Records contained in a dataset
[Start of Attachment]

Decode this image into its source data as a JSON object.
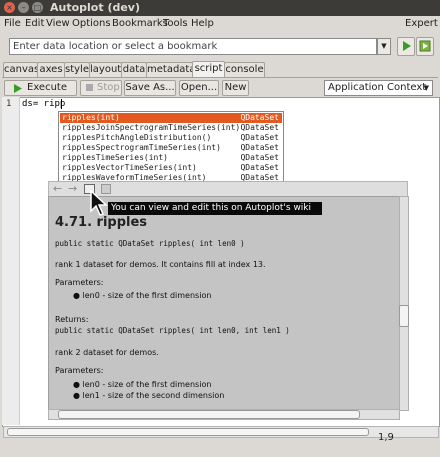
{
  "window": {
    "title": "Autoplot (dev)"
  },
  "menu": {
    "items": [
      "File",
      "Edit",
      "View",
      "Options",
      "Bookmarks",
      "Tools",
      "Help"
    ],
    "right": "Expert"
  },
  "address": {
    "placeholder": "Enter data location or select a bookmark"
  },
  "tabs": [
    "canvas",
    "axes",
    "style",
    "layout",
    "data",
    "metadata",
    "script",
    "console"
  ],
  "active_tab": "script",
  "toolbar": {
    "execute": "Execute",
    "stop": "Stop",
    "save_as": "Save As...",
    "open": "Open...",
    "new": "New",
    "context": "Application Context"
  },
  "editor": {
    "line_number": "1",
    "code": "ds= ripp",
    "cursor_position": "1,9"
  },
  "completion": {
    "items": [
      {
        "name": "ripples(int)",
        "type": "QDataSet",
        "selected": true
      },
      {
        "name": "ripplesJoinSpectrogramTimeSeries(int)",
        "type": "QDataSet"
      },
      {
        "name": "ripplesPitchAngleDistribution()",
        "type": "QDataSet"
      },
      {
        "name": "ripplesSpectrogramTimeSeries(int)",
        "type": "QDataSet"
      },
      {
        "name": "ripplesTimeSeries(int)",
        "type": "QDataSet"
      },
      {
        "name": "ripplesVectorTimeSeries(int)",
        "type": "QDataSet"
      },
      {
        "name": "ripplesWaveformTimeSeries(int)",
        "type": "QDataSet"
      }
    ]
  },
  "tooltip": "You can view and edit this on Autoplot's wiki",
  "help": {
    "heading": "4.71. ripples",
    "sig1": "public static QDataSet ripples( int len0 )",
    "desc1": "rank 1 dataset for demos. It contains fill at index 13.",
    "params1_label": "Parameters:",
    "params1": [
      "len0 - size of the first dimension"
    ],
    "returns_label": "Returns:",
    "sig2": "public static QDataSet ripples( int len0, int len1 )",
    "desc2": "rank 2 dataset for demos.",
    "params2_label": "Parameters:",
    "params2": [
      "len0 - size of the first dimension",
      "len1 - size of the second dimension"
    ]
  },
  "colors": {
    "selection": "#e35a20",
    "titlebar": "#3c3b37",
    "help_bg": "#c4c4c4"
  }
}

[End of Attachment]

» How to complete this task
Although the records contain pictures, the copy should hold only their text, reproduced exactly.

» Completed task
Decode this image into its source data as a JSON object.
{
  "window": {
    "title": "Autoplot (dev)"
  },
  "menu": {
    "items": [
      "File",
      "Edit",
      "View",
      "Options",
      "Bookmarks",
      "Tools",
      "Help"
    ],
    "right": "Expert"
  },
  "address": {
    "placeholder": "Enter data location or select a bookmark"
  },
  "tabs": [
    "canvas",
    "axes",
    "style",
    "layout",
    "data",
    "metadata",
    "script",
    "console"
  ],
  "active_tab": "script",
  "toolbar": {
    "execute": "Execute",
    "stop": "Stop",
    "save_as": "Save As...",
    "open": "Open...",
    "new": "New",
    "context": "Application Context"
  },
  "editor": {
    "line_number": "1",
    "code": "ds= ripp",
    "cursor_position": "1,9"
  },
  "completion": {
    "items": [
      {
        "name": "ripples(int)",
        "type": "QDataSet",
        "selected": true
      },
      {
        "name": "ripplesJoinSpectrogramTimeSeries(int)",
        "type": "QDataSet"
      },
      {
        "name": "ripplesPitchAngleDistribution()",
        "type": "QDataSet"
      },
      {
        "name": "ripplesSpectrogramTimeSeries(int)",
        "type": "QDataSet"
      },
      {
        "name": "ripplesTimeSeries(int)",
        "type": "QDataSet"
      },
      {
        "name": "ripplesVectorTimeSeries(int)",
        "type": "QDataSet"
      },
      {
        "name": "ripplesWaveformTimeSeries(int)",
        "type": "QDataSet"
      }
    ]
  },
  "tooltip": "You can view and edit this on Autoplot's wiki",
  "help": {
    "heading": "4.71. ripples",
    "sig1": "public static QDataSet ripples( int len0 )",
    "desc1": "rank 1 dataset for demos. It contains fill at index 13.",
    "params1_label": "Parameters:",
    "params1": [
      "len0 - size of the first dimension"
    ],
    "returns_label": "Returns:",
    "sig2": "public static QDataSet ripples( int len0, int len1 )",
    "desc2": "rank 2 dataset for demos.",
    "params2_label": "Parameters:",
    "params2": [
      "len0 - size of the first dimension",
      "len1 - size of the second dimension"
    ]
  },
  "colors": {
    "selection": "#e35a20",
    "titlebar": "#3c3b37",
    "help_bg": "#c4c4c4"
  }
}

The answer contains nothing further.